- [Requirement]
Look through the records and copy each line that has "title" in it.

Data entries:
┏━━

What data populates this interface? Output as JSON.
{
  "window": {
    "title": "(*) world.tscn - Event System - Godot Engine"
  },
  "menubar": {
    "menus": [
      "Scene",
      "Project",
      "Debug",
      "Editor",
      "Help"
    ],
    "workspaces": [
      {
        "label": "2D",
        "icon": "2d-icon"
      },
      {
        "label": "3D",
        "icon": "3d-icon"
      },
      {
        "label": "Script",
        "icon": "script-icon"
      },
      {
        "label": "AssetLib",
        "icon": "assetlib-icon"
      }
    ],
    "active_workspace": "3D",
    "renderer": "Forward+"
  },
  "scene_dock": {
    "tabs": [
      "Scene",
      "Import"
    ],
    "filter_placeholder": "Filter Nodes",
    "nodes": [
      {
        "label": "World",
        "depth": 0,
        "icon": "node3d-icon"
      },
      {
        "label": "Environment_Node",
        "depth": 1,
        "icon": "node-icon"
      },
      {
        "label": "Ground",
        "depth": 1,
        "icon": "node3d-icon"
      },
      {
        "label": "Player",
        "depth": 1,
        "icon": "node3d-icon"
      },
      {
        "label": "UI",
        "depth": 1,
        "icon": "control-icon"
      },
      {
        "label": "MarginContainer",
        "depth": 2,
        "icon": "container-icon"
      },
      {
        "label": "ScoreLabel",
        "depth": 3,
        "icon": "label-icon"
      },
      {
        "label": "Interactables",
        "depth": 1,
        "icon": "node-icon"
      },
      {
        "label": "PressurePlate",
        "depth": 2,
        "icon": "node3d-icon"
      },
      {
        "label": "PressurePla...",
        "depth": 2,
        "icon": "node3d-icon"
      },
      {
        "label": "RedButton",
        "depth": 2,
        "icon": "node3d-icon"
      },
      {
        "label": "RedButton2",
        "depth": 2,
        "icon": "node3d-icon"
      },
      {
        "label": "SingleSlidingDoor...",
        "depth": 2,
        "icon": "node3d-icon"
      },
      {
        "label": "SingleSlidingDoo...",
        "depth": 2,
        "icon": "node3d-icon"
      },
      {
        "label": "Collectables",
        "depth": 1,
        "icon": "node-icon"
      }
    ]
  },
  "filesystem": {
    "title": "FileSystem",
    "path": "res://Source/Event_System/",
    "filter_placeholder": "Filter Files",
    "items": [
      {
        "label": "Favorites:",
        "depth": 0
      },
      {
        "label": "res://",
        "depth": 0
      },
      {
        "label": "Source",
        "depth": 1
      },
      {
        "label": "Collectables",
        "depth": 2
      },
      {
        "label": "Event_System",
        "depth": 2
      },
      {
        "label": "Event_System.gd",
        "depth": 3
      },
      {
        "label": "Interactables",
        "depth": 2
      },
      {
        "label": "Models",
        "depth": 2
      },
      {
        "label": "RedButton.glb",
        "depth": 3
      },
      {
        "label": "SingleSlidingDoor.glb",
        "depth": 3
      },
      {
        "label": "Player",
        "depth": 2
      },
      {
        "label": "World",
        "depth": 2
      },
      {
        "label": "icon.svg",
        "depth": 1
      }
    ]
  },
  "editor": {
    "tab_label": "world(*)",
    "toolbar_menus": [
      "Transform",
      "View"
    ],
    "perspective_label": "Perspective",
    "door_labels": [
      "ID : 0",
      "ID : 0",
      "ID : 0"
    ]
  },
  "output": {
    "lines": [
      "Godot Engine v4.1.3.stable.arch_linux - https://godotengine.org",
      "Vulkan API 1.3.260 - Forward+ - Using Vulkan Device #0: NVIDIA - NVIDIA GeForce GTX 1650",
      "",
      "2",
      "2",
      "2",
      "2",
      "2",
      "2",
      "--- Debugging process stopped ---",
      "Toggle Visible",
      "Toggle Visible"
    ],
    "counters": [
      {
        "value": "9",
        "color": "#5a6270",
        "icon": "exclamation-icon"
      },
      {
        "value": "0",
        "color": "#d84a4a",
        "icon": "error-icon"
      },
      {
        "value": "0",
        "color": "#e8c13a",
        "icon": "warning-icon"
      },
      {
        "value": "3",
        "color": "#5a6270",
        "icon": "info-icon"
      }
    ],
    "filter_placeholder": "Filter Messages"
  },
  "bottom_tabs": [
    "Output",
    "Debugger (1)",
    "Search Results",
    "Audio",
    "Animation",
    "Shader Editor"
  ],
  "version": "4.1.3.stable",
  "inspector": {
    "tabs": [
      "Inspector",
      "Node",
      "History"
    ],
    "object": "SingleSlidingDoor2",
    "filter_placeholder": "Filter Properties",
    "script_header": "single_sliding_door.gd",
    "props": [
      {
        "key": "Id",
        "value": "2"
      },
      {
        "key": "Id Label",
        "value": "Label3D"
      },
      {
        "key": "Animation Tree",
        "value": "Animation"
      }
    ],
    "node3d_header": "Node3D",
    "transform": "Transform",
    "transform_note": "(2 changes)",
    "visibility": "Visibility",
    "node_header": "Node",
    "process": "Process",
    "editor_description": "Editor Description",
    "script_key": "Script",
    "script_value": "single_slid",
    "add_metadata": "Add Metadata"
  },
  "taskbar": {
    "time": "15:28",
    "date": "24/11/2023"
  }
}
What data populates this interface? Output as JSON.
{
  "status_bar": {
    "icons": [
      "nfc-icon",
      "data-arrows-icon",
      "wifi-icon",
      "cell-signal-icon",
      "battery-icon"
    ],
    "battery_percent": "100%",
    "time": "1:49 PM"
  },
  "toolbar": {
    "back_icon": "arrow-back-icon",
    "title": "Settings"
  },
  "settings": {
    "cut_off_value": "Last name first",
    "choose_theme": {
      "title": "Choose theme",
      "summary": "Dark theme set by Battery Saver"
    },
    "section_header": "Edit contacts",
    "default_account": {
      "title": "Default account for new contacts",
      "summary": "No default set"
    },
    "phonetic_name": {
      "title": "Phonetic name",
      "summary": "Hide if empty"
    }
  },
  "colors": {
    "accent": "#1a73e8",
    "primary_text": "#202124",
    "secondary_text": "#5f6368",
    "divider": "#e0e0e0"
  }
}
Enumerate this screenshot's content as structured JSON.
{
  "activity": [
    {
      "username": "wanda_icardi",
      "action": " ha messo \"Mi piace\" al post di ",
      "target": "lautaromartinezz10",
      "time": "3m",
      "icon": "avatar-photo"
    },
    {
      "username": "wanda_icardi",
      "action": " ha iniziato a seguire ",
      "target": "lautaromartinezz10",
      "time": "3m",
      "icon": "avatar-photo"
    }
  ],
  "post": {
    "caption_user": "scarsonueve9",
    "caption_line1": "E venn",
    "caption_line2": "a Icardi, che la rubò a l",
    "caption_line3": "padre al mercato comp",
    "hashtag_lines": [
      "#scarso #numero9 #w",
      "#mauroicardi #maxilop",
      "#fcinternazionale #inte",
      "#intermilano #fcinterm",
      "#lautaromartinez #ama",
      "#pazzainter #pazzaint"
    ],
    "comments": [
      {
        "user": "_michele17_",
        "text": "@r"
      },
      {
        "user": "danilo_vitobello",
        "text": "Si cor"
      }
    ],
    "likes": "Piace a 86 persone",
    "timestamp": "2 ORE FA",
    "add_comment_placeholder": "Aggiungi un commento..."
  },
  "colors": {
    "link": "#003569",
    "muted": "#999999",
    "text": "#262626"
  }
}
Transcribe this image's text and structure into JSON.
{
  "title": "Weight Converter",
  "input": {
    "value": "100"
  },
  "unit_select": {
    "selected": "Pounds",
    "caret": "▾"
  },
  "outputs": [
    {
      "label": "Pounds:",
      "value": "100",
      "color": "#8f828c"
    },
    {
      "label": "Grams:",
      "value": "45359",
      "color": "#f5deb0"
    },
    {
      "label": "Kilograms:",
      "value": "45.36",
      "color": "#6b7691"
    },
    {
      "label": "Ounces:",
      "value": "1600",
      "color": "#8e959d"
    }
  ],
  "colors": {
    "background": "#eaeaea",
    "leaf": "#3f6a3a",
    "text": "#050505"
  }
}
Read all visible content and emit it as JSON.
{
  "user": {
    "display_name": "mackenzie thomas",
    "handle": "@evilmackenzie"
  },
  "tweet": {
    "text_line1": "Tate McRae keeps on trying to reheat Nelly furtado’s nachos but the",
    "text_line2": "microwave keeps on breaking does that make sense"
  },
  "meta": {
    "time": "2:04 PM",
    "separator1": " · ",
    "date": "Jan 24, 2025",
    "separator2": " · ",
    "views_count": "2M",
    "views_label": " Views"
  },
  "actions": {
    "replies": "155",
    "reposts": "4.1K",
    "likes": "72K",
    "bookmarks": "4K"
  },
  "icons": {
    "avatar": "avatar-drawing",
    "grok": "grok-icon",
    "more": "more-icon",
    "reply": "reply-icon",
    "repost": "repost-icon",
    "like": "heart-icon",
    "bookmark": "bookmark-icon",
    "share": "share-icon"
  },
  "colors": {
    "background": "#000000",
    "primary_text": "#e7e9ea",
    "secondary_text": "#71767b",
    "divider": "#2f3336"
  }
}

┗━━

- [Task output]
    "title": "(*) world.tscn - Event System - Godot Engine"
    "title": "FileSystem",
    "title": "Settings"
      "title": "Choose theme",
      "title": "Default account for new contacts",
      "title": "Phonetic name",
  "title": "Weight Converter",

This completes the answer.